Rain Bird Valve Will Not Turn Off
Rain Bird valves are the controls responsible for controlling the flow of water to parts of or the entire sprinkler system. Most sprinkler systems have two types of valves. The first, the gate or ball valve, is used as the shutoff valve for cutting off the entire system. The second is the zone valve, which is used to shut off sections of the system. Manual or electronic signals tell the Rain Bird valves to open or close, turning on or off the water system. Sometimes valves will not turn off, causing water to continue to leak or run.
Incorrectly set controllers are one of the most common reasons that Rain Bird valves will not turn off. Valves are grouped into sections called zones. Rarely should more than one zone operate at once. If more than one zone is running at the same time, check the sprinkler controller to see if the zones have been accidentally programmed to run at the same time. Solve the problem by changing the sequence of the zones or the timing on the controller to prevent the valves from being on at the same time. Instructions for operating the controller are generally located on the inside panel lid of the box.
- Rain Bird valves are the controls responsible for controlling the flow of water to parts of or the entire sprinkler system.
Rain Bird valves are located in the ground where soil, rocks and loose debris can get into the solenoid of the valve and cause it to become stuck open, allowing continued running or leaking.
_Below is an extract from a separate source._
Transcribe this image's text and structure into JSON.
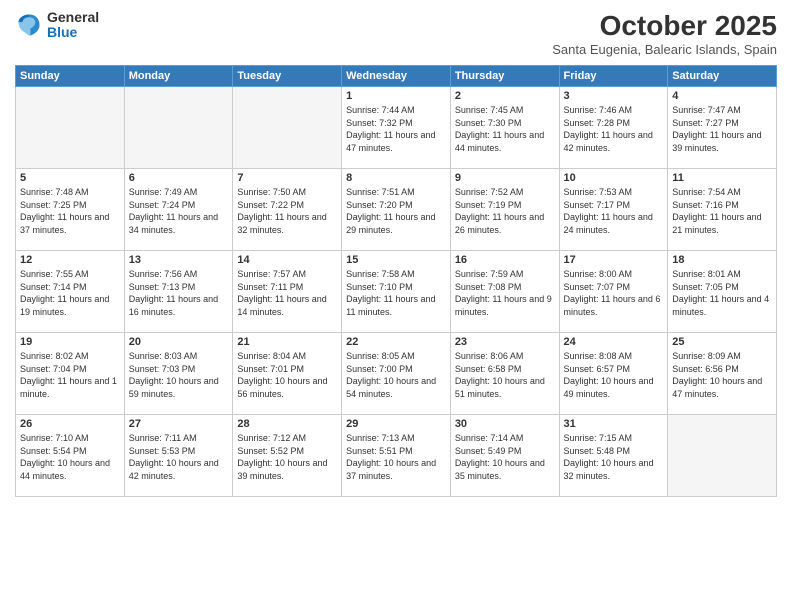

Located on the top of the valve, the solenoid is controlled by electrical wires from the controller that send signals to open or close the valve. When debris gets in the way, the solenoid does not work correctly. Take off the solenoid covering and remove the solenoid plunger and filter. Rinse with clean water and re-install. Check the system to determine if the valves are now operating correctly.
Loose or Open Solenoid
The solenoid also acts as a manual control for opening the valve manually, bypassing the controller. This is useful when draining the system for the winter or other events, such as preforming maintenance on a section of the system. If your valve is still operating when it should be off, twist the solenoid in a clockwise direction to close. This same motion will also work to tighten the solenoid if it is loose.
- Rain Bird valves are located in the ground where soil, rocks and loose debris can get into the solenoid of the valve and cause it to become stuck open, allowing continued running or leaking.
Valves have working parts that wear out, become damaged or are lost. Simple things, such as the solenoid O-ring, plunger assembly or retainer, can cause the valve not to turn off when damaged, missing or worn out. Occasionally parts can also become misaligned and not seal correctly because of debris. If the valve is continuing to run after eliminating other potential causes, turn off the water and check operating parts for issues. A damaged or bent solenoid O-ring is often one of the most common problems, easily fixed by inspecting and re-installing or replacing it correctly if it is twisted or damaged. If debris is causing misalignment, clean the affected parts and re-install into the correct position. Run the system again to make sure everything is operating properly.
- Valves have working parts that wear out, become damaged or are lost.
- A damaged or bent solenoid O-ring is often one of the most common problems, easily fixed by inspecting and re-installing or replacing it correctly if it is twisted or damaged.
Denver resident Heidi Medina is a home cook, food blogger, lifetime gardener and professional landscape designer. Her 20-year landscape career includes residential and commercial landscape design, installations and maintenance. Medina's recipes and cooking tips have appeared on the "Simply Sophisticated Cooking" food blog. A senior in college, she is working on a Bachelor of Science degree in Internet Technology with a specialization in web development.